A Idea Is Born
A few days after the spaghetti incident I was flying back home, and travel gets me to thinking. Home caregivers watch medication with great care. They know what to do in an emergency. They keep careful records of their clients’ activities and routines. Beyond these basics, do they really understand the gluten-free lifestyle, the dairy-free diet, the needs of diabetics? Do they know to read ingredient labeling? What about sodium restricted diets? Do they think taking away the saltshaker is all they need to do? Are they aware that most hidden sodium comes in the form of processed foods?
Do they…? ElderEats is about the dozens of feeding “do they’s” that came to my brain in the coming weeks.
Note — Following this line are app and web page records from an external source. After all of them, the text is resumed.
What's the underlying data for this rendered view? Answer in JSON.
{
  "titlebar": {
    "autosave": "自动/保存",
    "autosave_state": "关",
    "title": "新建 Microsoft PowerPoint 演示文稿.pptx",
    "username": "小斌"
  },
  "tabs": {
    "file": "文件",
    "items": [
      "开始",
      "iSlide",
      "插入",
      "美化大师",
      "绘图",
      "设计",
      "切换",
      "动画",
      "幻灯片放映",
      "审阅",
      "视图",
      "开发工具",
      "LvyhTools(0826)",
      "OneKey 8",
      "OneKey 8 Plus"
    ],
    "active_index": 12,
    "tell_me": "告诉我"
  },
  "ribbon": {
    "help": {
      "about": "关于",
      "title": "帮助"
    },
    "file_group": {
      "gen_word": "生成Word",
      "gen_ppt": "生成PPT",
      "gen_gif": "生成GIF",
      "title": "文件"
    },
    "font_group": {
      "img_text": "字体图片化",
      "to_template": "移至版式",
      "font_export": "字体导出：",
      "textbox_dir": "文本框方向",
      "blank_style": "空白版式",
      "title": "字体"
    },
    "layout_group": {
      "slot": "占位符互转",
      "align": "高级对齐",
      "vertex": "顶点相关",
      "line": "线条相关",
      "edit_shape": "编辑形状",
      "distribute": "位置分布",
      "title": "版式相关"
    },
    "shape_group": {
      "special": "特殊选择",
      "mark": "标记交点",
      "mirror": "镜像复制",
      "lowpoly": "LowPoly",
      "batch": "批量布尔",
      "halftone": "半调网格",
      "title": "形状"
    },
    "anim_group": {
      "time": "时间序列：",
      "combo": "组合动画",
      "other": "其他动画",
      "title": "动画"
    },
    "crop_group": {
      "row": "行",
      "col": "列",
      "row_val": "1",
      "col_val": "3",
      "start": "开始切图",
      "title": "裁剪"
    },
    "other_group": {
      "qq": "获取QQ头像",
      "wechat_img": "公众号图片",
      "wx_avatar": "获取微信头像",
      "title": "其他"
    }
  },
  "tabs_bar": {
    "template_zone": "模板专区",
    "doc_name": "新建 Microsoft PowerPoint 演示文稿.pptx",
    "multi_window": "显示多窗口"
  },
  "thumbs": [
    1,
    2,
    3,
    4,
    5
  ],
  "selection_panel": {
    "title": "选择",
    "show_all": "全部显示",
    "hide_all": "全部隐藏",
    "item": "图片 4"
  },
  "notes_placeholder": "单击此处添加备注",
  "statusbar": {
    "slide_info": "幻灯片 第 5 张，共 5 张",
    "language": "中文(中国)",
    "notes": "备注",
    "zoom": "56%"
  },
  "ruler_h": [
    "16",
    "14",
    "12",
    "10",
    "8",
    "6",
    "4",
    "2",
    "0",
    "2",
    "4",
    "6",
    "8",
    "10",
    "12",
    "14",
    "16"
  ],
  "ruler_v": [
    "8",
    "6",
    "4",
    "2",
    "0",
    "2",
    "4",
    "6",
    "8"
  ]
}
Every time I came to the question about how to keep people who cannot feed themselves nourished, the questions became more numerous, the issues more complicated. I did research, and uncovered more than a dozen food restrictions that can arise in a home care setting. As a trained food professional, I realized that basic nutritional concepts also come into play. I then grasped the obvious when I added my third parameter: can the caregiver actually cook, in a culinary sense? Giving the matter more thought, I added sanitation and food storage to the list. Finally, I worked out the need to discuss how the caregiver can help with the physical process of food handling and consumption, from cutting the food to keeping a plate warm for slow eaters. Each of these five areas is challenging.
Eating is not the only facet of home care, but it is an important one. Meals function as vital high points in the day for the person in home care. The person should look forward to well-planned, well-prepared, safe, nutritionally appropriate meals. There is no leaving this critical area to chance. We need a systematized approach that covers every base. That’s ElderEats.